aged agreed appeared appointed army arrived Bill Bishop boat body British brought called Captain carried caused charge Charles Chief Church City Committee Commons Conference consider course Court death debate defendants Died discussion Duke Earl elected Emperor England entered estimated expressed fire five followed force Foreign four French give given Government held Henry honour House India interests Italy John jury Justice King known late leave London Lord loss Majesty March Master meeting ment miles Minister months motion moved murder named officers opened opinion Parliament party passed peace persons Porte position Powers present President Prince prisoners proposed Queen question received regard remains reply reported result Royal Russian sent ship taken tion took treaty trial troops Turkey Turkish vessel votes Wales
137 psl. - Ardahan, Kars, or any of them, shall be retained by Russia, and if any attempt shall be made at any future time by Russia to take possession of any further territories of his Imperial Majesty the Sultan in Asia, as fixed by the definitive treaty of peace, England engages to join his Imperial Majesty the Sultan in defending them by force of arms.
17 psl. - I see no public advantage in my continuing to act as the leader of the Liberal party ; and that, at the age of sixty-five, and after forty-two years of a laborious public life, I think myself entitled to retire on the present opportunity. This retirement is dictated to me by my personal views as to the best method of spending the closing years of my life. I need hardly say that my conduct in Parliament will continue to be governed by the principles on which I have heretofore acted ; and, whatever...
127 psl. - Treaty, as from the operation of the instrument as a whole.
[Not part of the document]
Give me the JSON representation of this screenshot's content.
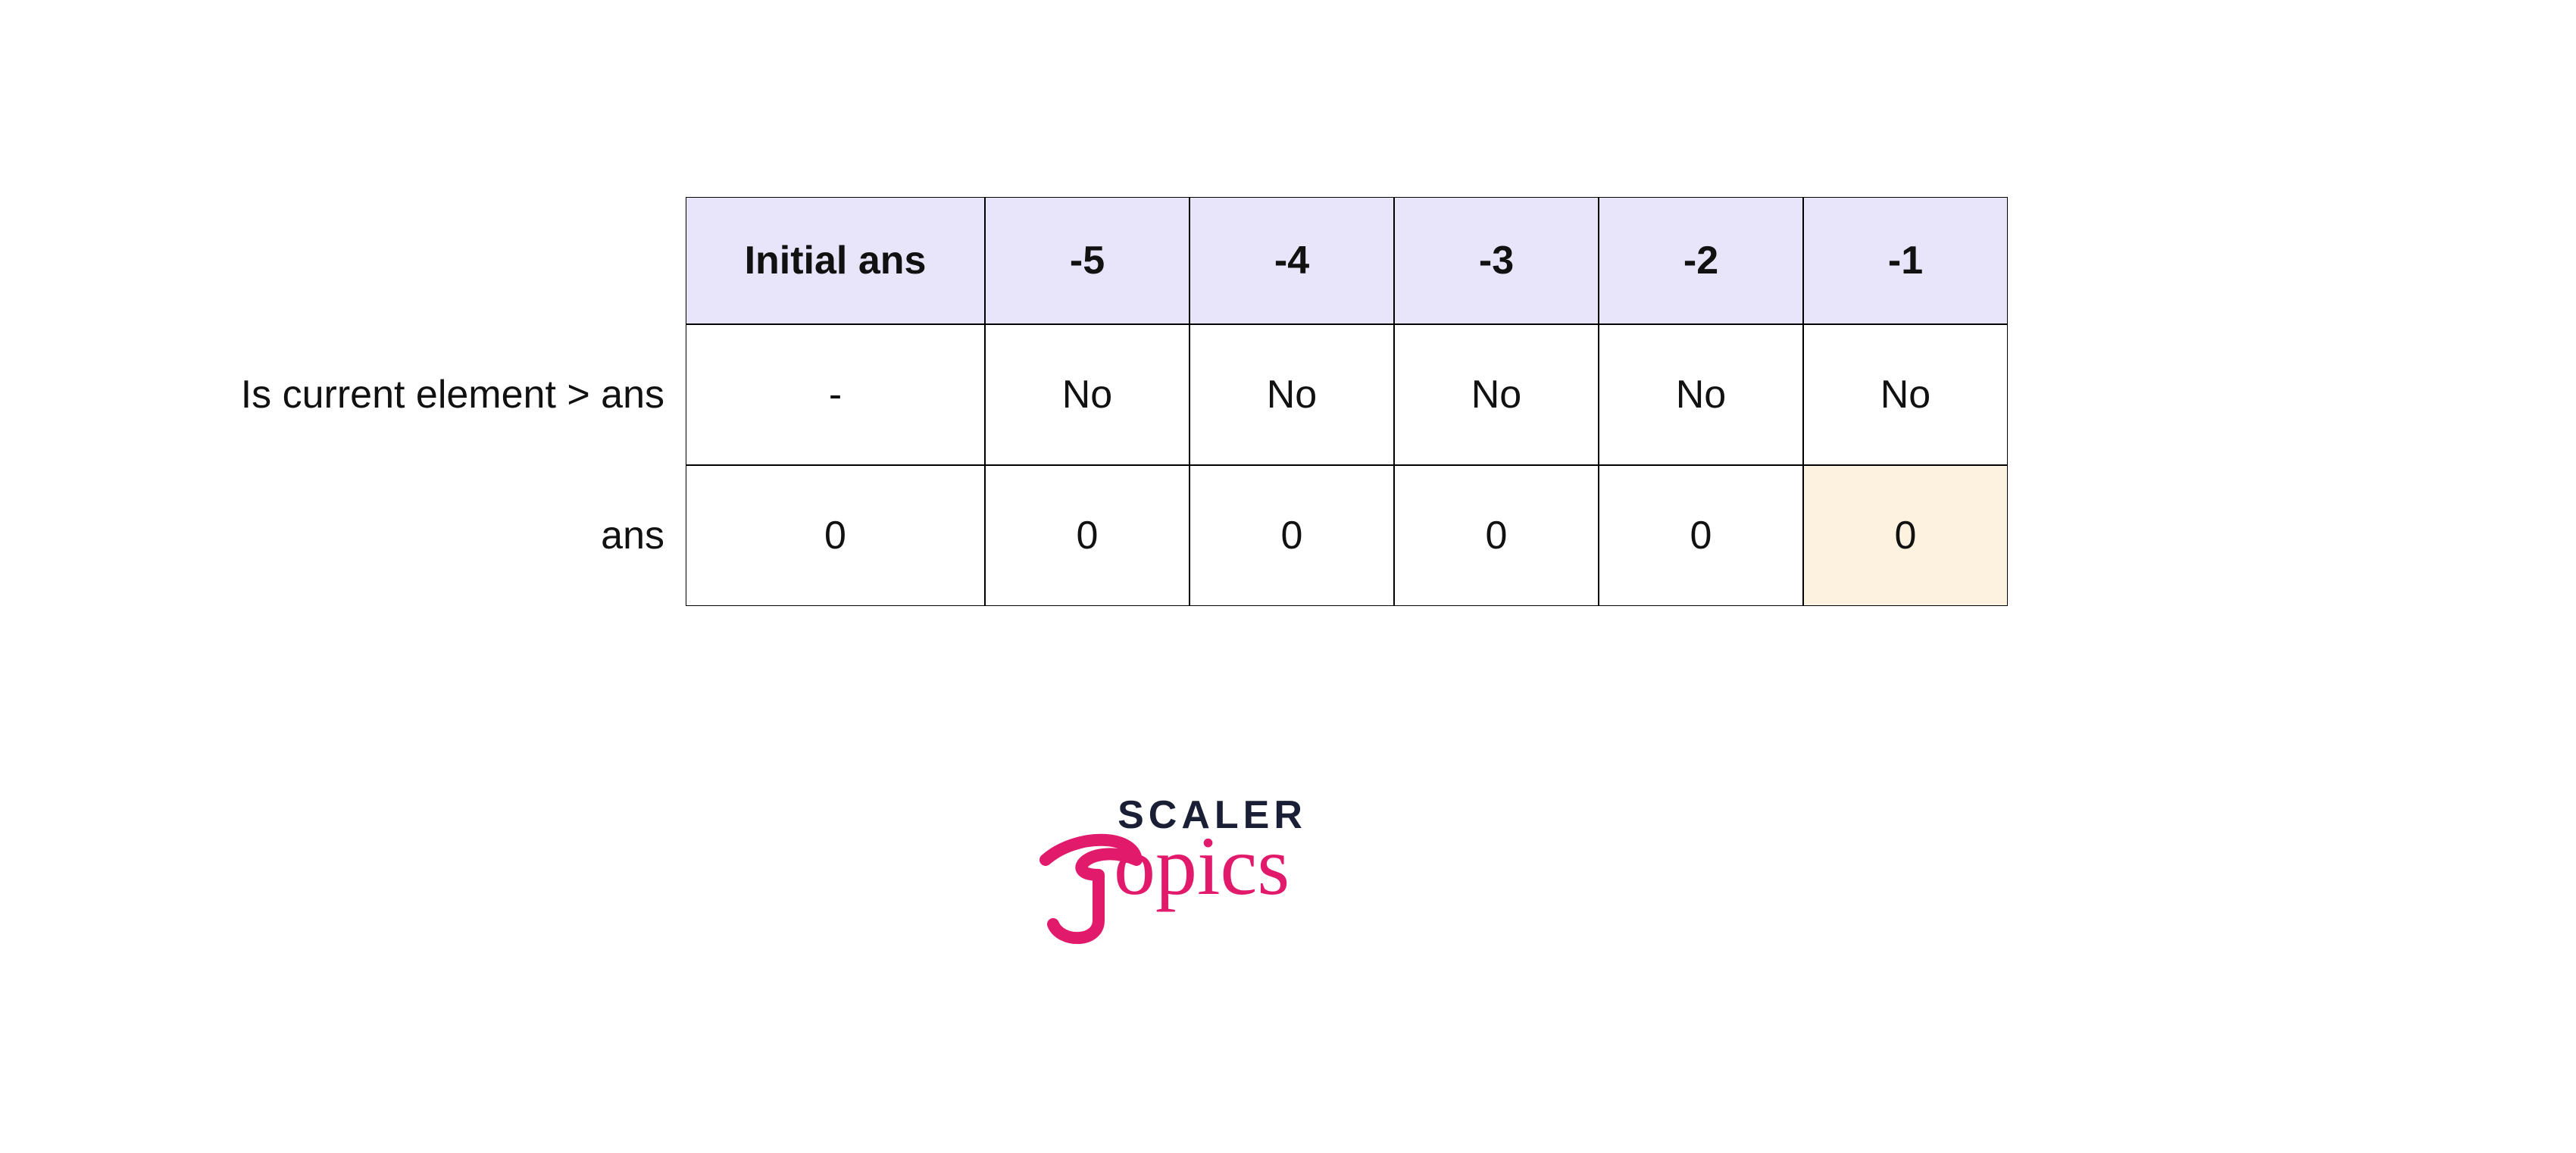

A discussion limited to Articles selected by one Power in the Congress would be an illusory remedy for the dangers to English interests and to the permanent peace of Europe, which would result from the state of things which the Treaty proposes to establish.
64 psl. - ... march of the Turkish capital. His Majesty pledged his sacred word of honour in the most earnest and solemn manner that he had no intention of acquiring Constantinople, and that if necessity should oblige him to occupy a portion of Bulgaria, it would only be provisionally, and until peace and the safety of the Christian population were secured.
60 psl. - I have aimed at two chief results. Not insensible to the principle of progress, I have endeavoured to reconcile change with that respect for tradition which is one of the main elements of our social strength ; and, in external affairs, I have endeavoured to develop and strengthen our Empire, believing that combination of achievement and responsibility elevates the character and condition of a people.
4 psl. - Emperor, accompanied by the Prince and Princess of Wales, the Duke and Duchess of Edinburgh, and a...
10 psl. - ... he probably might stimulate the amour propre of some individuals to take the course which he wants, and to defeat the Bill. Now I hope we shall not fall into that trap. I hope we shall show my noble friend that we remember some of his manoeuvres when he was a simple Member of this House, and that we are not to be taunted into taking a very indiscreet step, a step ruinous to all our own wishes and expectations, merely to show that we resent the contemptuous phrases of one of my colleagues.
90 psl. - THE Select Committee appointed by the House of Commons to consider the...
137 psl. - In return His Imperial Majesty the Sultan promises to England to introduce necessary reforms, to be agreed upon later between the two Powers, into the Government and for the protection of the Christian and other subjects of the Porte in these territories. And in order to enable England to make necessary provision for executing her engagements, His Imperial Majesty the Sultan further consents to assign the island of Cyprus to be occupied and administered by England.
56 psl. - Enough, I think, has been said to show that to Achmet Agha and his men belongs the distinction of having committed perhaps the most heinous crime that has stained the history of the present century, Nana Sahib alone, I should say, having rivalled their deeds.